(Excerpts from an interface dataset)

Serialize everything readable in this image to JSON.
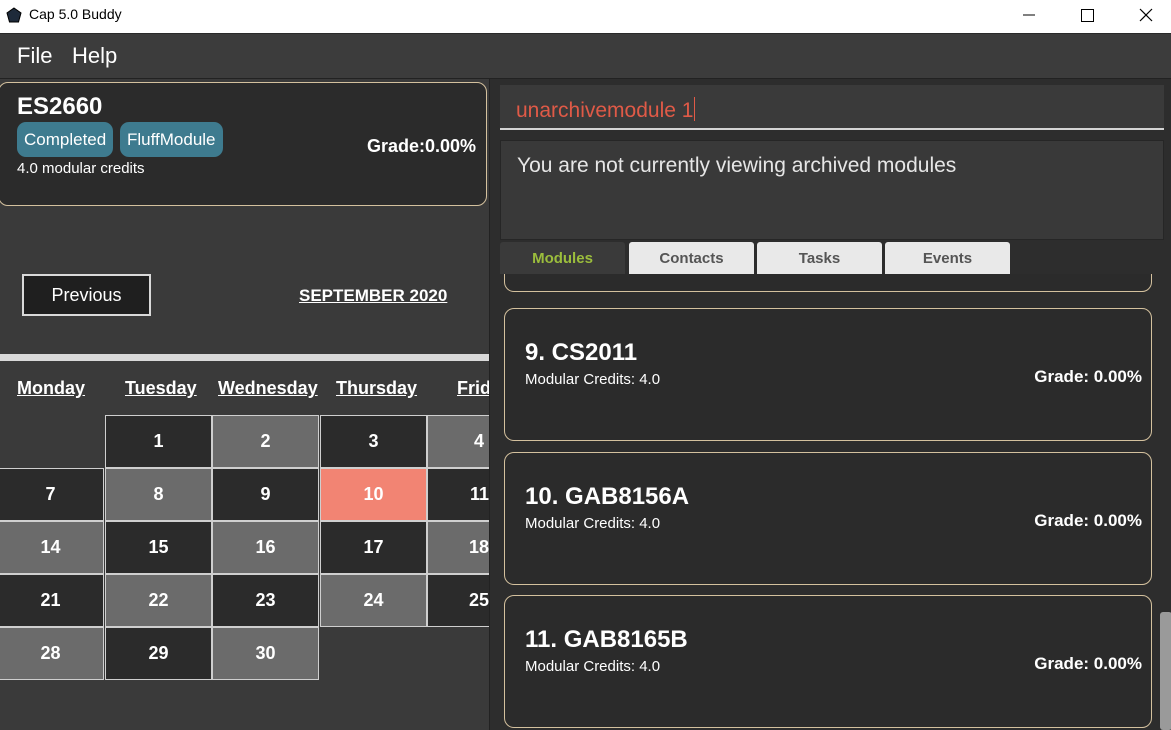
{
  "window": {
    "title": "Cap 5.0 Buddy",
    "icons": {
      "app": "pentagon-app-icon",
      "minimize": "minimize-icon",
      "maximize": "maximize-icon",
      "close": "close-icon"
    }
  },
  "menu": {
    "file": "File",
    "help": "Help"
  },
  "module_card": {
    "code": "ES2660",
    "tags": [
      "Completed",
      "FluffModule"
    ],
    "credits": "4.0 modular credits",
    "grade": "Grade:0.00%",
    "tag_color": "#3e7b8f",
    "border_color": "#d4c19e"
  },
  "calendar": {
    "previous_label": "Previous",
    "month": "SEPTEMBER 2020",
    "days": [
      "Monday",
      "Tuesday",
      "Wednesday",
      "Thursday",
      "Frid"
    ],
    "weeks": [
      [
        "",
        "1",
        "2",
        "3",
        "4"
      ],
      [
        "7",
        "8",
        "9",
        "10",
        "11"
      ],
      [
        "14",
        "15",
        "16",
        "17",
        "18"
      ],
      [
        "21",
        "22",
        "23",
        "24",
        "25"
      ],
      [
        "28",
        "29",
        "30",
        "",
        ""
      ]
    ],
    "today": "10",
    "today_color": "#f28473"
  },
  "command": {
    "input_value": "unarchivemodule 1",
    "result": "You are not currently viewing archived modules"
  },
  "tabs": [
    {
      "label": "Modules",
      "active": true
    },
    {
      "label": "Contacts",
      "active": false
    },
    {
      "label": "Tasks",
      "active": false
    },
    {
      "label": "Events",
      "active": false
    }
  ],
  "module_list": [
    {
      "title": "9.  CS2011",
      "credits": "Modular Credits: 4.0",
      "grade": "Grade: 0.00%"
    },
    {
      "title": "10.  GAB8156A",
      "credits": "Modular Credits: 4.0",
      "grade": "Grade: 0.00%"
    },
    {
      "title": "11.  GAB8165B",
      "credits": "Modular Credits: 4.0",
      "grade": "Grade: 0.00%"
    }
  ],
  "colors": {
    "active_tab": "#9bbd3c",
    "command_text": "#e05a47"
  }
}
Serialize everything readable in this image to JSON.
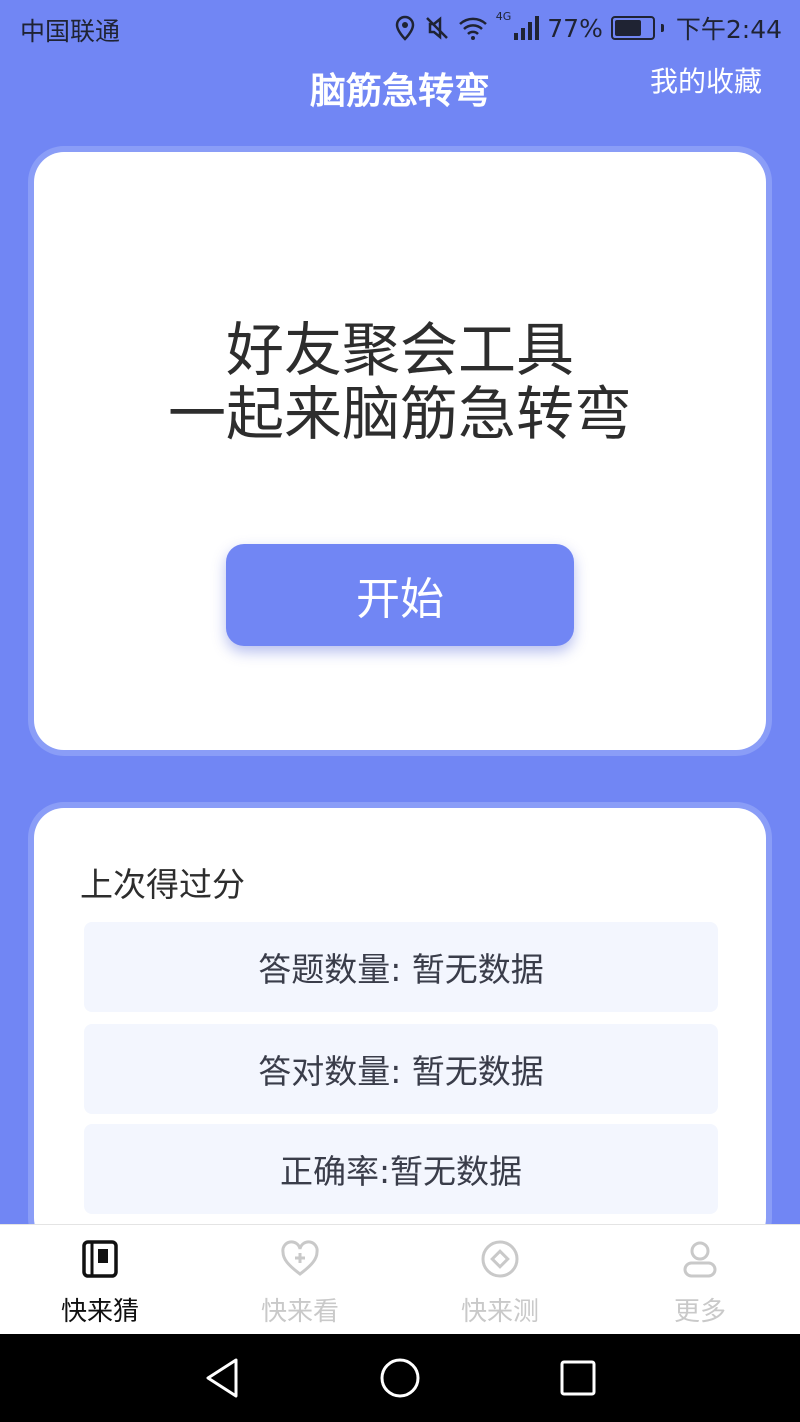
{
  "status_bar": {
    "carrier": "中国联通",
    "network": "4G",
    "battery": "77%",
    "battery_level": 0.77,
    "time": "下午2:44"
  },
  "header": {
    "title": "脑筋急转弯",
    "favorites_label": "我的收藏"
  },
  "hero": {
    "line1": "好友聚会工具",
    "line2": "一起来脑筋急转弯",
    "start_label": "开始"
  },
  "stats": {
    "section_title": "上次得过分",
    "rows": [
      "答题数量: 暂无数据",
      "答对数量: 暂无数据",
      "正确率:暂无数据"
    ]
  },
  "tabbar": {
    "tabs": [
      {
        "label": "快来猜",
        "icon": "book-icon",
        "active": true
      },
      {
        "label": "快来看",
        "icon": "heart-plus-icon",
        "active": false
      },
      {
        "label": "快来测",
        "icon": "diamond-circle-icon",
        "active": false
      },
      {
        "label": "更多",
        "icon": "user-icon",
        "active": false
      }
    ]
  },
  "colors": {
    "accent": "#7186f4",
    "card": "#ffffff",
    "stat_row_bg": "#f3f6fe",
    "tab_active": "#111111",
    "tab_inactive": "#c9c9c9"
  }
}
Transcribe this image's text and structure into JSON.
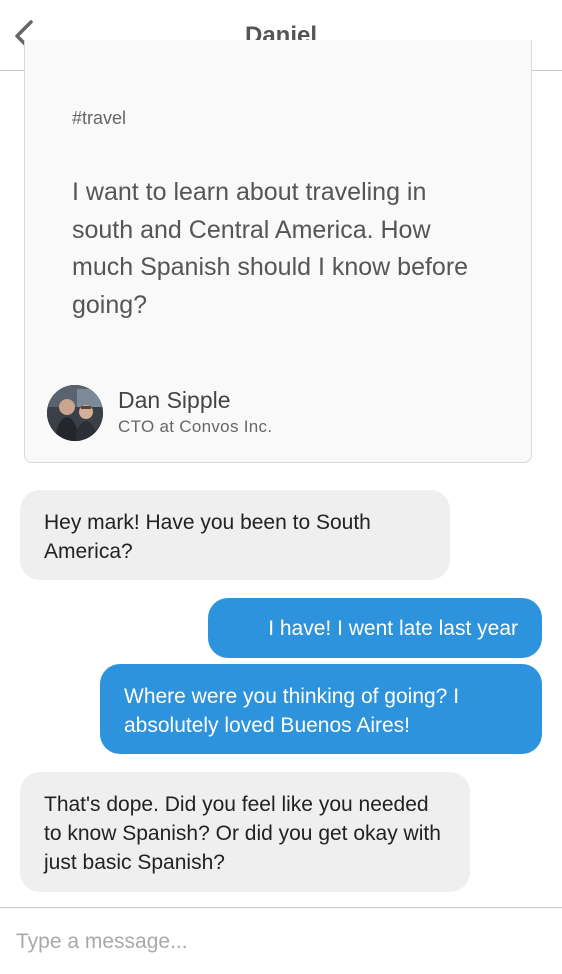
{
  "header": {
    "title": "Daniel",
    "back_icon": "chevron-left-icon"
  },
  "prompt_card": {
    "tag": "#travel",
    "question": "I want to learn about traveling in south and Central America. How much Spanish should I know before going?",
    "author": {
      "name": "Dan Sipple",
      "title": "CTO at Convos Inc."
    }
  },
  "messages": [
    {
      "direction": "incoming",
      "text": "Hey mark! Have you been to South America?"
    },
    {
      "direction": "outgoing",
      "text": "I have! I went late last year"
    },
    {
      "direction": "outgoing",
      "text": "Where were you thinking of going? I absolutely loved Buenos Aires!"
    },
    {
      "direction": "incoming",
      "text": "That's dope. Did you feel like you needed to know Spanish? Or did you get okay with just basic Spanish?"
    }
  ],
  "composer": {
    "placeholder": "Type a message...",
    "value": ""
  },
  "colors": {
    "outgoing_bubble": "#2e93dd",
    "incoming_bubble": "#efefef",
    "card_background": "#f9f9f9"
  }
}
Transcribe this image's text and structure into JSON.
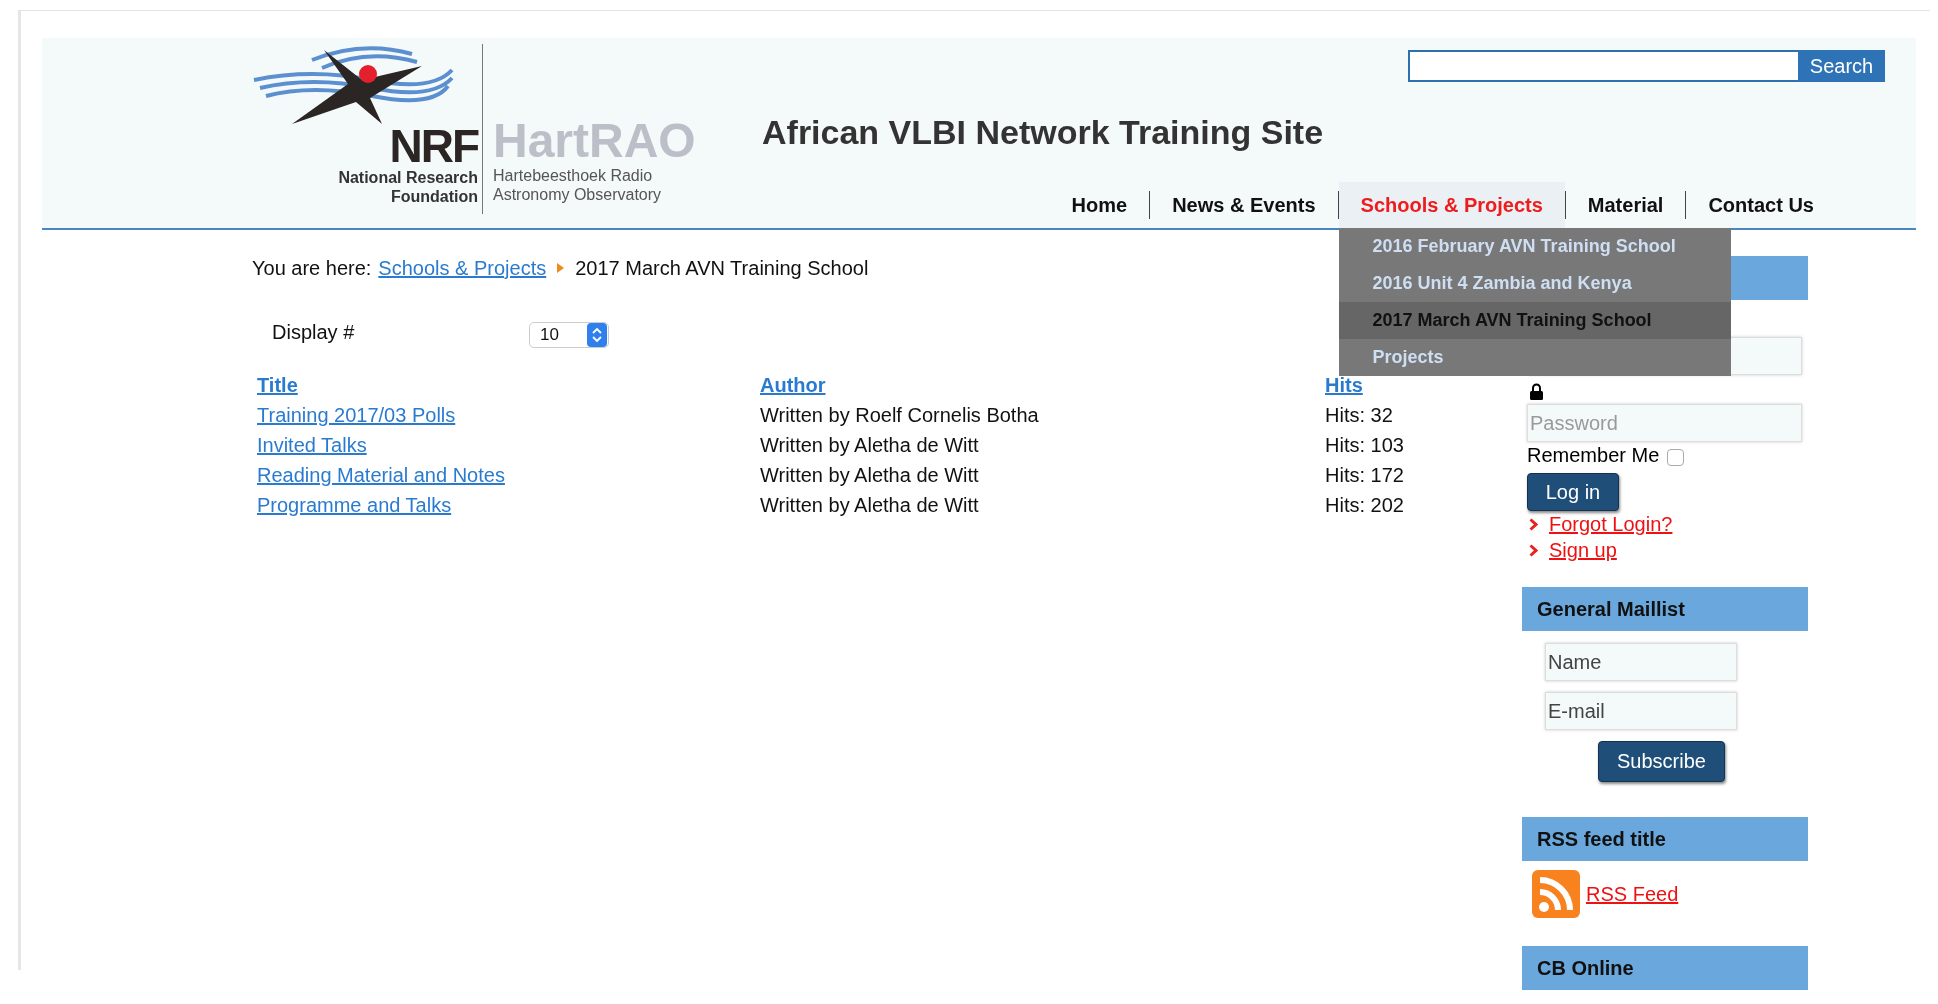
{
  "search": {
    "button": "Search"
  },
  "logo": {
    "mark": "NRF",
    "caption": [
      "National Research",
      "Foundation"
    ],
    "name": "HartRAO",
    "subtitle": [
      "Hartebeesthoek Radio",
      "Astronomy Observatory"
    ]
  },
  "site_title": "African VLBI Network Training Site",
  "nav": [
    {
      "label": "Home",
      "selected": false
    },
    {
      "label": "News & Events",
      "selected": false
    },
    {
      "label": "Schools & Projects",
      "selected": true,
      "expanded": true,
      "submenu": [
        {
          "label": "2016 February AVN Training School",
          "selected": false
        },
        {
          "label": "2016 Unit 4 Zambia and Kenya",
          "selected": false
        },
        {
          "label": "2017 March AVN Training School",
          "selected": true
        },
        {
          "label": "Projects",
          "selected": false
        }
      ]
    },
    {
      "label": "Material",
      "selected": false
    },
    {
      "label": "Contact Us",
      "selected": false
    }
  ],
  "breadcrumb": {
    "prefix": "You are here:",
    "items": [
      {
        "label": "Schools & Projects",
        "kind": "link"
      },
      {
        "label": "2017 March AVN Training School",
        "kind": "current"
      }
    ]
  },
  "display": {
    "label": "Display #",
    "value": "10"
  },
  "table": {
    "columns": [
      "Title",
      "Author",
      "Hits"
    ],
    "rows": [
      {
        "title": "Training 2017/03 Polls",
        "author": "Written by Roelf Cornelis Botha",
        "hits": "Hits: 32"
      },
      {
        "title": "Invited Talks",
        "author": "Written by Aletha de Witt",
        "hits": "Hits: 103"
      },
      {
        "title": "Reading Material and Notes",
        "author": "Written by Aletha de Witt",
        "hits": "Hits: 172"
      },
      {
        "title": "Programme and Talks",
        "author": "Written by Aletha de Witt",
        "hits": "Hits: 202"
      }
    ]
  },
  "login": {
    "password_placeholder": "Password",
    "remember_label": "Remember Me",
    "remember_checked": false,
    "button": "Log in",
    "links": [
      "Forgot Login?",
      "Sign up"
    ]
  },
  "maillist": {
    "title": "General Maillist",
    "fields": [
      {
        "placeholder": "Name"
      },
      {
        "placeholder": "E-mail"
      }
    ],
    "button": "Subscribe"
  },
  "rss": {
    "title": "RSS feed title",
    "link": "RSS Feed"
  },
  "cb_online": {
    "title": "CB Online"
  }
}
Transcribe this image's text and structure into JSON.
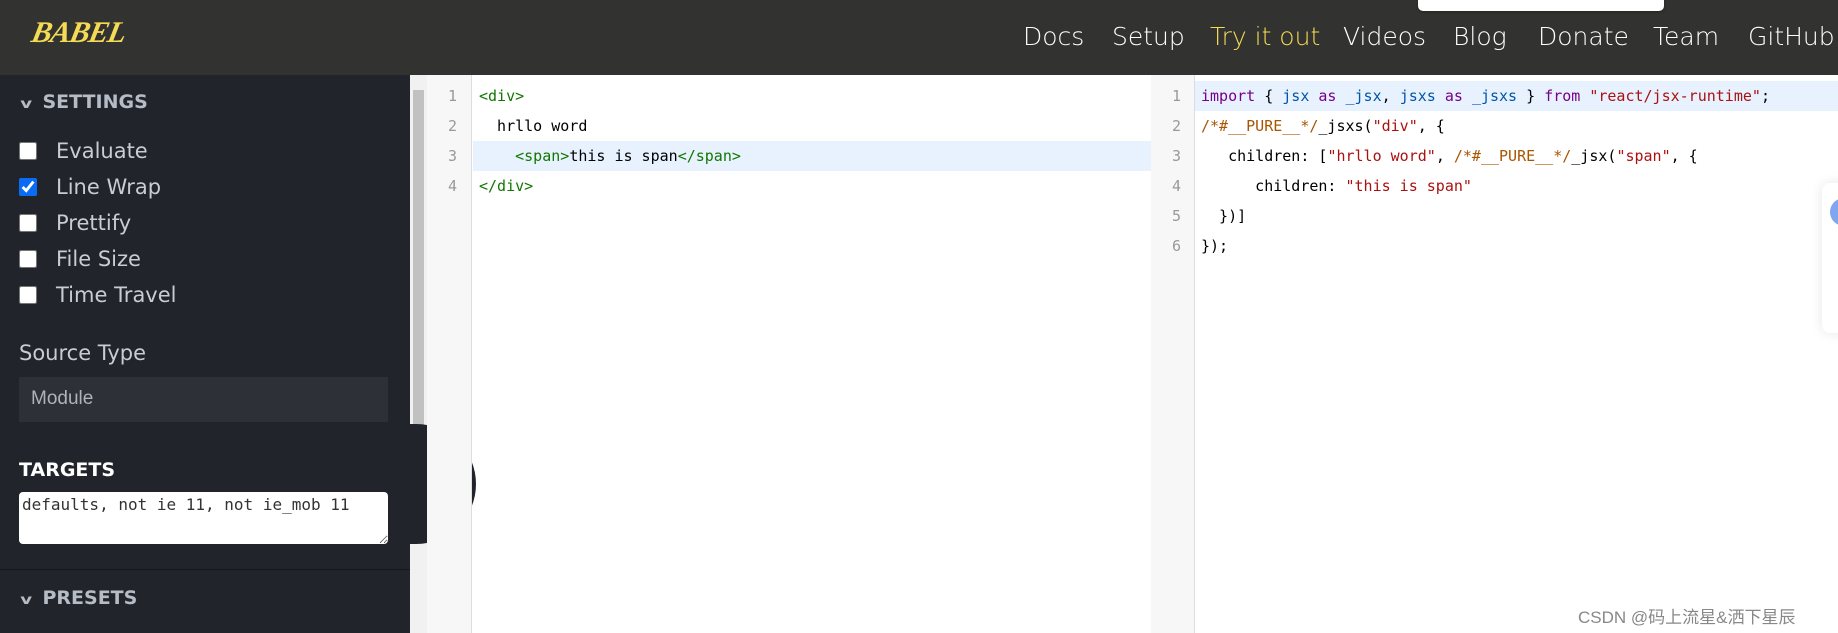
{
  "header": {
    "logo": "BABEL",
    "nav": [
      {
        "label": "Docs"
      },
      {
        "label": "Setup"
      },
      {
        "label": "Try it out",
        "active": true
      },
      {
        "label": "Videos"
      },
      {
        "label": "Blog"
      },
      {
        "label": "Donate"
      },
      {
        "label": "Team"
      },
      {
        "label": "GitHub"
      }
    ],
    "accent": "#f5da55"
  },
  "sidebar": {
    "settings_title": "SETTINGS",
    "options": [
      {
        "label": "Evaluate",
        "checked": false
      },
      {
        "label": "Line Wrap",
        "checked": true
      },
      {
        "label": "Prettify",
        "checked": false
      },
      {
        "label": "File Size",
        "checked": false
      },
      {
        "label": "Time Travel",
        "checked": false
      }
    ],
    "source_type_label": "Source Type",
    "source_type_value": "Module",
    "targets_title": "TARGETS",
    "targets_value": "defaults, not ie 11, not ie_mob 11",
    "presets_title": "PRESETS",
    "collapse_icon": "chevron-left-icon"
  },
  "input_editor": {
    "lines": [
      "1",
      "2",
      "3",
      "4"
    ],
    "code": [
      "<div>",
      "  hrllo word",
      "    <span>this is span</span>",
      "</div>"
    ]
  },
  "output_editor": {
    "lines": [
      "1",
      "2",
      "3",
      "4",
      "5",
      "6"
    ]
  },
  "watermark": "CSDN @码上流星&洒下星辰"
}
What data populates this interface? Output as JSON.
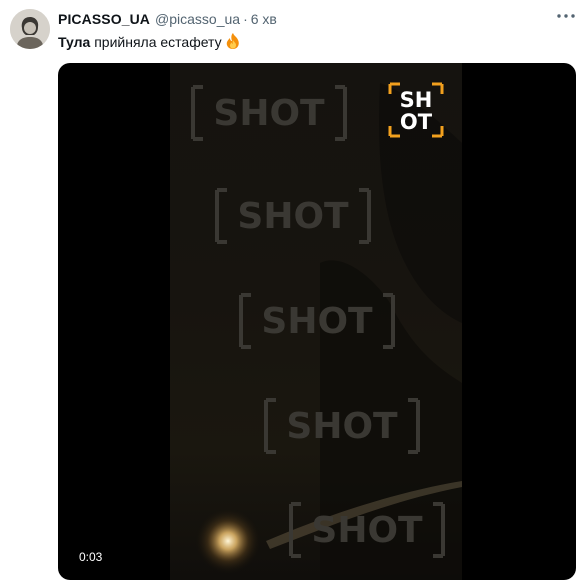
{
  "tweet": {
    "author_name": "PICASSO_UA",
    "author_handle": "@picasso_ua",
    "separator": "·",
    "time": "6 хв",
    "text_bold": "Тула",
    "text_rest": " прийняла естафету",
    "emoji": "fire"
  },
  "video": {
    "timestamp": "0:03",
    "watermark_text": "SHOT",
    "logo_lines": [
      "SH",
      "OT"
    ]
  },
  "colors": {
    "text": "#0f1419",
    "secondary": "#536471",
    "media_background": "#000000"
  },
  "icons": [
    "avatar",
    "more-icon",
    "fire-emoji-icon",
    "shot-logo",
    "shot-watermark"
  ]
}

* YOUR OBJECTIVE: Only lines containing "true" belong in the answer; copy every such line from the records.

* REPLY:
      "active": true
        "active": true
      "selected": true,
      "expanded": true,
          "selected": true
        "active": true
        "checked": true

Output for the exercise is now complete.